; Date: Wed Jun 02 2021
A recent report by a medical flight in northern Manitoba demonstrates that the Canadian military is collecting reports of unexplained sightings which may be UFO's. The flight, on Jan. 6, 2019, was a routine medical transport mission to Thompson Manitoba, but they saw a strange light following their airplane at the same altitude. The event was then reported through CIRVIS to military headquarters in Ontario.
As UFO sightings go, this one is fairly tame. The airplane, identified only as VNO2, was flying south into Thompson Manitoba, where there is a small airport. The coordinates, 55 54N, 097 54W, put the airplane near aptly named Mystery Lake. The airplane was flying at night with the sighting occurring for 3 minutes at 1130z-1133z, which probably translates to mid-evening local time. They were flying at 7500 foot altitude, at a speed of 230 knots, when the occupants saw (visually) a light moving in parallel with their airplane. The report concludes the light was probably another aircraft.
The question is, what happens to a report like this. Who evaluates these reports? If there are frequent sightings of unexplained aircraft, but nobody ever reports it, no database is kept, etc, then how can we know if there is a danger?
The initial report was taken by the Winnipeg Air Control Centre (ACC). In Canada, the ACC's are run by a private corporation, NAV Canada, rather than a government agency.
Winnipeg ACC wrote what's called a No Threat CIRVIS Report and sent it to the 21 Aerospace Control and Warning Squadron. This unit is part of the Royal Canadian Air Force (RCAF), and is based at the Canadian Forces Base, North Bay (CFB North Bay), near North Bay Ontario. It is an air defense unit that's part of Canada's NORAD system. NORAD, as is widely known, is a joint project of Canada and the USA which defends against possible nuclear attack from Russia.

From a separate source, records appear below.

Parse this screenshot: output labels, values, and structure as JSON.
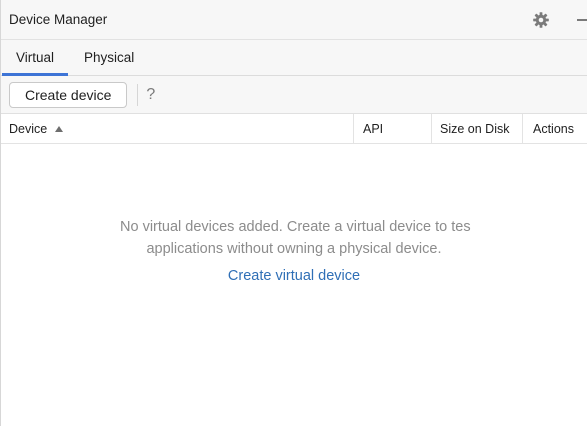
{
  "window": {
    "title": "Device Manager",
    "settings_icon": "gear-icon",
    "minimize_icon": "minimize-icon"
  },
  "tabs": [
    {
      "label": "Virtual",
      "active": true
    },
    {
      "label": "Physical",
      "active": false
    }
  ],
  "toolbar": {
    "create_label": "Create device",
    "help_label": "?"
  },
  "table": {
    "columns": [
      {
        "label": "Device",
        "sort": "ascending"
      },
      {
        "label": "API"
      },
      {
        "label": "Size on Disk"
      },
      {
        "label": "Actions"
      }
    ]
  },
  "empty_state": {
    "line1": "No virtual devices added. Create a virtual device to tes",
    "line2": "applications without owning a physical device.",
    "link_label": "Create virtual device"
  },
  "colors": {
    "accent": "#3d74d6",
    "link": "#2f6fb6",
    "muted_text": "#8c8c8c"
  }
}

What does No Threat CIRVIS Report mean?
CIRVIS, is known as CIRVIS stands for Communication Instructions for Reporting Vital Intelligence Sightings. It is a long-standing reporting system in Canada, and seemingly also in the USA, established by JANAP 146 (see Resources for understanding Unidentified Aerial Phenomena and Unidentified Flying Objects (UFO)). CIRVIS provides a uniform system for reporting of vital intelligence sightings and passing of these intelligence reports to appropriate military authorities.
The scope of CIRVIS reporting is:

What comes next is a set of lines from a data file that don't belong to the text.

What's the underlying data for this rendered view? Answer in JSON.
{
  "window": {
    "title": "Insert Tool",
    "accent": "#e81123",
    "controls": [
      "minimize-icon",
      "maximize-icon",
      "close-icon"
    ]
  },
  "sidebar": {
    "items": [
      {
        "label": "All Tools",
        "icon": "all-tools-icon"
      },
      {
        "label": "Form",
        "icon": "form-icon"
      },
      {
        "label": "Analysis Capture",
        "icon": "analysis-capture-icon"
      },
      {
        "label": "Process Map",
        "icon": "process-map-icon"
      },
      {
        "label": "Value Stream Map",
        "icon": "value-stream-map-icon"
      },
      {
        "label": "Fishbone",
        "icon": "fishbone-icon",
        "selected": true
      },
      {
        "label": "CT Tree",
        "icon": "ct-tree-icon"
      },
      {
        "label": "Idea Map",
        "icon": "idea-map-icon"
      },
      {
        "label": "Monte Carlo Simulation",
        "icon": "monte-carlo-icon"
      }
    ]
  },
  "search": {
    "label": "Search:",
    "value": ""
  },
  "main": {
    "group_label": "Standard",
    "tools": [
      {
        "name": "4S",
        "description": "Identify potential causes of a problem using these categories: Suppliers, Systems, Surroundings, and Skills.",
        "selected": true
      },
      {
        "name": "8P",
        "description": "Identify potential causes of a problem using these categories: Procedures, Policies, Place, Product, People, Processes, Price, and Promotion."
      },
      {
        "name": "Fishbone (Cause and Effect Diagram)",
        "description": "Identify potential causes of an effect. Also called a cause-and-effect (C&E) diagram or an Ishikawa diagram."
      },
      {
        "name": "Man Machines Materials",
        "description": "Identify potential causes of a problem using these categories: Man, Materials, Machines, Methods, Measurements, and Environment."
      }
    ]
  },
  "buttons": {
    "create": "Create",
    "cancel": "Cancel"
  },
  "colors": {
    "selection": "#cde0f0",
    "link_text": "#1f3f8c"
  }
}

- Single aircraft or formations of aircraft which appear to be directed against the United States or Canada or their forces.

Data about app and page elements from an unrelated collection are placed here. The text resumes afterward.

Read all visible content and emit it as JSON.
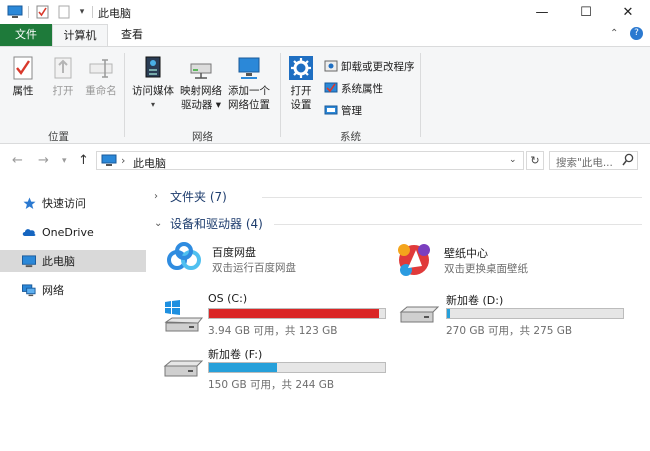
{
  "window": {
    "title": "此电脑",
    "controls": {
      "minimize": "—",
      "maximize": "☐",
      "close": "✕"
    }
  },
  "tabs": [
    {
      "label": "文件"
    },
    {
      "label": "计算机"
    },
    {
      "label": "查看"
    }
  ],
  "ribbon": {
    "location_group": {
      "label": "位置",
      "buttons": [
        {
          "label": "属性"
        },
        {
          "label": "打开"
        },
        {
          "label": "重命名"
        }
      ]
    },
    "network_group": {
      "label": "网络",
      "buttons": [
        {
          "label": "访问媒体"
        },
        {
          "label": "映射网络",
          "label2": "驱动器 ▾"
        },
        {
          "label": "添加一个",
          "label2": "网络位置"
        }
      ]
    },
    "system_group": {
      "label": "系统",
      "open_settings": {
        "label": "打开",
        "label2": "设置"
      },
      "items": [
        {
          "label": "卸载或更改程序"
        },
        {
          "label": "系统属性"
        },
        {
          "label": "管理"
        }
      ]
    }
  },
  "address": {
    "path": "此电脑",
    "search_placeholder": "搜索\"此电...",
    "separator": "›"
  },
  "nav_pane": [
    {
      "label": "快速访问"
    },
    {
      "label": "OneDrive"
    },
    {
      "label": "此电脑"
    },
    {
      "label": "网络"
    }
  ],
  "content": {
    "folders_group": "文件夹 (7)",
    "devices_group": "设备和驱动器 (4)",
    "apps": [
      {
        "name": "百度网盘",
        "desc": "双击运行百度网盘"
      },
      {
        "name": "壁纸中心",
        "desc": "双击更换桌面壁纸"
      }
    ],
    "drives": [
      {
        "name": "OS (C:)",
        "info": "3.94 GB 可用，共 123 GB",
        "used_fraction": 0.968,
        "bar_color": "#da2626"
      },
      {
        "name": "新加卷 (D:)",
        "info": "270 GB 可用，共 275 GB",
        "used_fraction": 0.018,
        "bar_color": "#26a0da"
      },
      {
        "name": "新加卷 (F:)",
        "info": "150 GB 可用，共 244 GB",
        "used_fraction": 0.385,
        "bar_color": "#26a0da"
      }
    ]
  },
  "colors": {
    "file_tab": "#1e7a3a",
    "bar_normal": "#26a0da",
    "bar_full": "#da2626",
    "nav_selected": "#d9d9d9"
  }
}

- Unidentified flying objects.
- Hostile or unidentified submarines.
- Hostile or unidentified group or groups of military surface vessels.
- Individual surface vessels, submarines, or aircraft of unconventional design, or engaged in suspicious activity or observed in an unusual location or following an unusual course.
- Unlisted airfields or facilities, weather stations, or air navigation aids.
- Any unexplained or unusual activity which may indicate a possible attack against or through Canada or the United States, including the presence of any unidentified or other suspicious ground parties in the Polar region or other remote or sparsely populated areas.
Clearly most of the scope is the threat of attack from another nation. Thinking of the geographical arrangement, the only nation of interest was at the time the USSR and is now known as Russia. While both Greenland and Iceland border the area covered by NORAD, neither are a threat to Canada or the USA. In any case, a No Threat CIRVIS Report is therefore an event which is not deemed threatening.
But, notice that the scope includes Unidentified flying objects.
The rest of JANAP 146 documents what sounds like a reasonable system of collecting such reports, making sure that both the USA and Canadian forces are on the same page with these reports, and analyzing them for potential threats.
Nowhere do these instructions convey an importance on analyzing UFO sightings.
One destination for CIRVIS reports is with [Ufology Research[( http://survey.canadianuforeport.com/)] (formerly Ufology Research of Manitoba). This group has been collecting and analyzing UFO reports in Canada for over 32 years.
The 2020 report says there were 1,243 UFO sightings recorded in Canada in 2020. That's the highest number since their reporting system began in 1989. About 13 percent of those reports were classified as unexplained. Sources for cases in the report are:
- UFO groups and organizations: AQU, AUFOSG, GARPAN, KBCCUFO, MUFON, NUFORC, TESA, UFOBC, Ufology Research, UFOSNW
- Government sources: Transport Canada, CIRVIS reports
- Social media: Facebook, Reddit, Twitter, Youtube
- And independent UFO researchers such as Dee McCaulley
The 2020 report also indicates the incident described above is the most common type. Namely, it was a Nocturnal Light seen in the evening. The report notes that any light in the sky is more visible after the sun goes down, and that most people are sleeping after midnight. Therefore, a "strange light in the sky" is more likely to be witnessed in the evening.